_Extracted records_:
== Segment start ==

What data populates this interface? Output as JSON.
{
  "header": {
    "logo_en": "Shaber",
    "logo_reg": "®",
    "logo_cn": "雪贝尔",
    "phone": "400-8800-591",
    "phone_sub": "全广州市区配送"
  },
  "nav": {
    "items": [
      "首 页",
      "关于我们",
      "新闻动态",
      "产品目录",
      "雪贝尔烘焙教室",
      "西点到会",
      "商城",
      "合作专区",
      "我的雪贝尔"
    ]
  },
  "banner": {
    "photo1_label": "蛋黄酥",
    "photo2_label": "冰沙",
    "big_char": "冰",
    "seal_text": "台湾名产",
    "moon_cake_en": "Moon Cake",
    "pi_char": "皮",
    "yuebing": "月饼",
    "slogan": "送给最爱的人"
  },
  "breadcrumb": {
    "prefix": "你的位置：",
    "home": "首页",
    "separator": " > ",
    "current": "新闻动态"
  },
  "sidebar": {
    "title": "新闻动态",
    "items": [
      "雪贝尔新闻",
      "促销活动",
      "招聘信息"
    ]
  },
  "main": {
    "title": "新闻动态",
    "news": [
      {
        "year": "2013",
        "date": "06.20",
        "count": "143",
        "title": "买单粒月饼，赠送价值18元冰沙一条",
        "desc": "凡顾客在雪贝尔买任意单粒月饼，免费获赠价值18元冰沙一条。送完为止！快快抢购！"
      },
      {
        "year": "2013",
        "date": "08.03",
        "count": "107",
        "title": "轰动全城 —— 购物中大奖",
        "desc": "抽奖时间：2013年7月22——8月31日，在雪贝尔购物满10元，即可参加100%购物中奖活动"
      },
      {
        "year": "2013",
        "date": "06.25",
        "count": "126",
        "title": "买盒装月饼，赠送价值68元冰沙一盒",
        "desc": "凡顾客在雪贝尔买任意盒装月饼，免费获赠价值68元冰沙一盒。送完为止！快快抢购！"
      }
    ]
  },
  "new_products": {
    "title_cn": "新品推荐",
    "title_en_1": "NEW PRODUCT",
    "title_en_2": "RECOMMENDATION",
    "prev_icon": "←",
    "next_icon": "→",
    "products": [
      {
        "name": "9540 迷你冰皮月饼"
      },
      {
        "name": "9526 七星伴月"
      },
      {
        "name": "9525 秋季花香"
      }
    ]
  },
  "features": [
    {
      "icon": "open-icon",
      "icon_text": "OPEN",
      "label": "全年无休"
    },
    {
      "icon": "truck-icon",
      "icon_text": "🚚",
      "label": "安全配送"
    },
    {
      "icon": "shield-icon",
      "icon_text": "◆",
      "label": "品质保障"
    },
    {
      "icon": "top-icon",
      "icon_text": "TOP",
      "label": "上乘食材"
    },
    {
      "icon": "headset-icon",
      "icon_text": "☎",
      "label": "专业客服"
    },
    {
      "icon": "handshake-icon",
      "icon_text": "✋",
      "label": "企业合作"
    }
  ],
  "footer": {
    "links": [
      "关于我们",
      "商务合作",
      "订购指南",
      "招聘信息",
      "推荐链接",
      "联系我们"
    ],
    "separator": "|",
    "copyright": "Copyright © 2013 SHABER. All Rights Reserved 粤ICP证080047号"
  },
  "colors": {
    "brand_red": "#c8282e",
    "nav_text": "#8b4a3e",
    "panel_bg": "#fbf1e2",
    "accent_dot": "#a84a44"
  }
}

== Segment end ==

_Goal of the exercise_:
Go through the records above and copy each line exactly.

_Exercise answer_:
What data populates this interface? Output as JSON.
{
  "header": {
    "logo_en": "Shaber",
    "logo_reg": "®",
    "logo_cn": "雪贝尔",
    "phone": "400-8800-591",
    "phone_sub": "全广州市区配送"
  },
  "nav": {
    "items": [
      "首 页",
      "关于我们",
      "新闻动态",
      "产品目录",
      "雪贝尔烘焙教室",
      "西点到会",
      "商城",
      "合作专区",
      "我的雪贝尔"
    ]
  },
  "banner": {
    "photo1_label": "蛋黄酥",
    "photo2_label": "冰沙",
    "big_char": "冰",
    "seal_text": "台湾名产",
    "moon_cake_en": "Moon Cake",
    "pi_char": "皮",
    "yuebing": "月饼",
    "slogan": "送给最爱的人"
  },
  "breadcrumb": {
    "prefix": "你的位置：",
    "home": "首页",
    "separator": " > ",
    "current": "新闻动态"
  },
  "sidebar": {
    "title": "新闻动态",
    "items": [
      "雪贝尔新闻",
      "促销活动",
      "招聘信息"
    ]
  },
  "main": {
    "title": "新闻动态",
    "news": [
      {
        "year": "2013",
        "date": "06.20",
        "count": "143",
        "title": "买单粒月饼，赠送价值18元冰沙一条",
        "desc": "凡顾客在雪贝尔买任意单粒月饼，免费获赠价值18元冰沙一条。送完为止！快快抢购！"
      },
      {
        "year": "2013",
        "date": "08.03",
        "count": "107",
        "title": "轰动全城 —— 购物中大奖",
        "desc": "抽奖时间：2013年7月22——8月31日，在雪贝尔购物满10元，即可参加100%购物中奖活动"
      },
      {
        "year": "2013",
        "date": "06.25",
        "count": "126",
        "title": "买盒装月饼，赠送价值68元冰沙一盒",
        "desc": "凡顾客在雪贝尔买任意盒装月饼，免费获赠价值68元冰沙一盒。送完为止！快快抢购！"
      }
    ]
  },
  "new_products": {
    "title_cn": "新品推荐",
    "title_en_1": "NEW PRODUCT",
    "title_en_2": "RECOMMENDATION",
    "prev_icon": "←",
    "next_icon": "→",
    "products": [
      {
        "name": "9540 迷你冰皮月饼"
      },
      {
        "name": "9526 七星伴月"
      },
      {
        "name": "9525 秋季花香"
      }
    ]
  },
  "features": [
    {
      "icon": "open-icon",
      "icon_text": "OPEN",
      "label": "全年无休"
    },
    {
      "icon": "truck-icon",
      "icon_text": "🚚",
      "label": "安全配送"
    },
    {
      "icon": "shield-icon",
      "icon_text": "◆",
      "label": "品质保障"
    },
    {
      "icon": "top-icon",
      "icon_text": "TOP",
      "label": "上乘食材"
    },
    {
      "icon": "headset-icon",
      "icon_text": "☎",
      "label": "专业客服"
    },
    {
      "icon": "handshake-icon",
      "icon_text": "✋",
      "label": "企业合作"
    }
  ],
  "footer": {
    "links": [
      "关于我们",
      "商务合作",
      "订购指南",
      "招聘信息",
      "推荐链接",
      "联系我们"
    ],
    "separator": "|",
    "copyright": "Copyright © 2013 SHABER. All Rights Reserved 粤ICP证080047号"
  },
  "colors": {
    "brand_red": "#c8282e",
    "nav_text": "#8b4a3e",
    "panel_bg": "#fbf1e2",
    "accent_dot": "#a84a44"
  }
}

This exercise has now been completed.